◆ YOUR TASK
Each record must be printed exactly as given.

◆ DATA FOR PROCESSING
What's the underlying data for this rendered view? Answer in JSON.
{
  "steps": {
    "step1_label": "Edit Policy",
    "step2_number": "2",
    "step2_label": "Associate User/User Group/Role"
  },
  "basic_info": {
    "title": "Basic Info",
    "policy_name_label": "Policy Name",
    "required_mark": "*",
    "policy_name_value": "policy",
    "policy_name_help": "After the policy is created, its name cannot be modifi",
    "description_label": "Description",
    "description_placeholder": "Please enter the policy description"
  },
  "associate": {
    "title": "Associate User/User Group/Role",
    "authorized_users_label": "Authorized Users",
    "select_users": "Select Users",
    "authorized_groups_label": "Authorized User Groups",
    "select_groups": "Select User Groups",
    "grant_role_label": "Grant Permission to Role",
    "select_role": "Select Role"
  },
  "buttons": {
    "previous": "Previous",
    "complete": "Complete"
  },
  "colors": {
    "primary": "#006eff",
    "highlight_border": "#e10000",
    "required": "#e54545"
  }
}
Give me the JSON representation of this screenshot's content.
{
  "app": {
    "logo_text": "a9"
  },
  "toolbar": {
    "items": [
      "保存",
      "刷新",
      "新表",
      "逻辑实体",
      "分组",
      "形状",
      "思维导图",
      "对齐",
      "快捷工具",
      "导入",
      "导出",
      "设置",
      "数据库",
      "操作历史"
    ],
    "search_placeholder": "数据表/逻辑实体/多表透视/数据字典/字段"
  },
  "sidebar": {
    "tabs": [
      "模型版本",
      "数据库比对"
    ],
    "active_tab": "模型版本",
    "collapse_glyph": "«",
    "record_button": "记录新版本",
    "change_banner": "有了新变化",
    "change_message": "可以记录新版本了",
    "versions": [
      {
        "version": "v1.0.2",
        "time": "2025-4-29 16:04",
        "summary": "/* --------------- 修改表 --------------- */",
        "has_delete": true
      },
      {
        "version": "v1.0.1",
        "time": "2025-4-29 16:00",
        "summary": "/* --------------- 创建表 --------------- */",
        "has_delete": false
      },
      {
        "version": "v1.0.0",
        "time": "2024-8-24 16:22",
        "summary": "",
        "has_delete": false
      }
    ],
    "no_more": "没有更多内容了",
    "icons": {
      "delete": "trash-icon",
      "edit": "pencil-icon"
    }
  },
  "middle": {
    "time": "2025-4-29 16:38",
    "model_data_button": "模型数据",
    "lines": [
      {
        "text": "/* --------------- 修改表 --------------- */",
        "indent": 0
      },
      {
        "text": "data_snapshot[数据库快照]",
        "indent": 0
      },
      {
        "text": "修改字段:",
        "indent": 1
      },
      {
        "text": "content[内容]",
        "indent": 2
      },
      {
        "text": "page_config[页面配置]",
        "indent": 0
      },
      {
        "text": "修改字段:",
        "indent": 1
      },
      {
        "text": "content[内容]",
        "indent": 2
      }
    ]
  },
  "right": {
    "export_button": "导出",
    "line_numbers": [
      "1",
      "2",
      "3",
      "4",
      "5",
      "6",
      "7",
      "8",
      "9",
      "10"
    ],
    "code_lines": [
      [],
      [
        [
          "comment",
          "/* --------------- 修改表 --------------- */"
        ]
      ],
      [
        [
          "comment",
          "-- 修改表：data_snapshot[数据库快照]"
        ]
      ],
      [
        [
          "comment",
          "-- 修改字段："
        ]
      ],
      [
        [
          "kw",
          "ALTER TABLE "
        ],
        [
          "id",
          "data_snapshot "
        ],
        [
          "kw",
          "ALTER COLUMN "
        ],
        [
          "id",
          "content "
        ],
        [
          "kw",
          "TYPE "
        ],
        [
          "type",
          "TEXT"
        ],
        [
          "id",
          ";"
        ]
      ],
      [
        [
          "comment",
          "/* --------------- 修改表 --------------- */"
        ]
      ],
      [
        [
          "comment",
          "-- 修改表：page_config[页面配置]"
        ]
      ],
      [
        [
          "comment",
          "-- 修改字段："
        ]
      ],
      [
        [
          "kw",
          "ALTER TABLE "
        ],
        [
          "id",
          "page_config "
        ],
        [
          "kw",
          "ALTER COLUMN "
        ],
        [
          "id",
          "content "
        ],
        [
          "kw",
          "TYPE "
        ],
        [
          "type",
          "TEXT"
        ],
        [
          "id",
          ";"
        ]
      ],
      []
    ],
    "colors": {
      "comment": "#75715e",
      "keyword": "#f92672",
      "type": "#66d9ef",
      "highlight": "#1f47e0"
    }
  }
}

◆ YOUR RESPONSE
What's the underlying data for this rendered view? Answer in JSON.
{
  "steps": {
    "step1_label": "Edit Policy",
    "step2_number": "2",
    "step2_label": "Associate User/User Group/Role"
  },
  "basic_info": {
    "title": "Basic Info",
    "policy_name_label": "Policy Name",
    "required_mark": "*",
    "policy_name_value": "policy",
    "policy_name_help": "After the policy is created, its name cannot be modifi",
    "description_label": "Description",
    "description_placeholder": "Please enter the policy description"
  },
  "associate": {
    "title": "Associate User/User Group/Role",
    "authorized_users_label": "Authorized Users",
    "select_users": "Select Users",
    "authorized_groups_label": "Authorized User Groups",
    "select_groups": "Select User Groups",
    "grant_role_label": "Grant Permission to Role",
    "select_role": "Select Role"
  },
  "buttons": {
    "previous": "Previous",
    "complete": "Complete"
  },
  "colors": {
    "primary": "#006eff",
    "highlight_border": "#e10000",
    "required": "#e54545"
  }
}
Give me the JSON representation of this screenshot's content.
{
  "app": {
    "logo_text": "a9"
  },
  "toolbar": {
    "items": [
      "保存",
      "刷新",
      "新表",
      "逻辑实体",
      "分组",
      "形状",
      "思维导图",
      "对齐",
      "快捷工具",
      "导入",
      "导出",
      "设置",
      "数据库",
      "操作历史"
    ],
    "search_placeholder": "数据表/逻辑实体/多表透视/数据字典/字段"
  },
  "sidebar": {
    "tabs": [
      "模型版本",
      "数据库比对"
    ],
    "active_tab": "模型版本",
    "collapse_glyph": "«",
    "record_button": "记录新版本",
    "change_banner": "有了新变化",
    "change_message": "可以记录新版本了",
    "versions": [
      {
        "version": "v1.0.2",
        "time": "2025-4-29 16:04",
        "summary": "/* --------------- 修改表 --------------- */",
        "has_delete": true
      },
      {
        "version": "v1.0.1",
        "time": "2025-4-29 16:00",
        "summary": "/* --------------- 创建表 --------------- */",
        "has_delete": false
      },
      {
        "version": "v1.0.0",
        "time": "2024-8-24 16:22",
        "summary": "",
        "has_delete": false
      }
    ],
    "no_more": "没有更多内容了",
    "icons": {
      "delete": "trash-icon",
      "edit": "pencil-icon"
    }
  },
  "middle": {
    "time": "2025-4-29 16:38",
    "model_data_button": "模型数据",
    "lines": [
      {
        "text": "/* --------------- 修改表 --------------- */",
        "indent": 0
      },
      {
        "text": "data_snapshot[数据库快照]",
        "indent": 0
      },
      {
        "text": "修改字段:",
        "indent": 1
      },
      {
        "text": "content[内容]",
        "indent": 2
      },
      {
        "text": "page_config[页面配置]",
        "indent": 0
      },
      {
        "text": "修改字段:",
        "indent": 1
      },
      {
        "text": "content[内容]",
        "indent": 2
      }
    ]
  },
  "right": {
    "export_button": "导出",
    "line_numbers": [
      "1",
      "2",
      "3",
      "4",
      "5",
      "6",
      "7",
      "8",
      "9",
      "10"
    ],
    "code_lines": [
      [],
      [
        [
          "comment",
          "/* --------------- 修改表 --------------- */"
        ]
      ],
      [
        [
          "comment",
          "-- 修改表：data_snapshot[数据库快照]"
        ]
      ],
      [
        [
          "comment",
          "-- 修改字段："
        ]
      ],
      [
        [
          "kw",
          "ALTER TABLE "
        ],
        [
          "id",
          "data_snapshot "
        ],
        [
          "kw",
          "ALTER COLUMN "
        ],
        [
          "id",
          "content "
        ],
        [
          "kw",
          "TYPE "
        ],
        [
          "type",
          "TEXT"
        ],
        [
          "id",
          ";"
        ]
      ],
      [
        [
          "comment",
          "/* --------------- 修改表 --------------- */"
        ]
      ],
      [
        [
          "comment",
          "-- 修改表：page_config[页面配置]"
        ]
      ],
      [
        [
          "comment",
          "-- 修改字段："
        ]
      ],
      [
        [
          "kw",
          "ALTER TABLE "
        ],
        [
          "id",
          "page_config "
        ],
        [
          "kw",
          "ALTER COLUMN "
        ],
        [
          "id",
          "content "
        ],
        [
          "kw",
          "TYPE "
        ],
        [
          "type",
          "TEXT"
        ],
        [
          "id",
          ";"
        ]
      ],
      []
    ],
    "colors": {
      "comment": "#75715e",
      "keyword": "#f92672",
      "type": "#66d9ef",
      "highlight": "#1f47e0"
    }
  }
}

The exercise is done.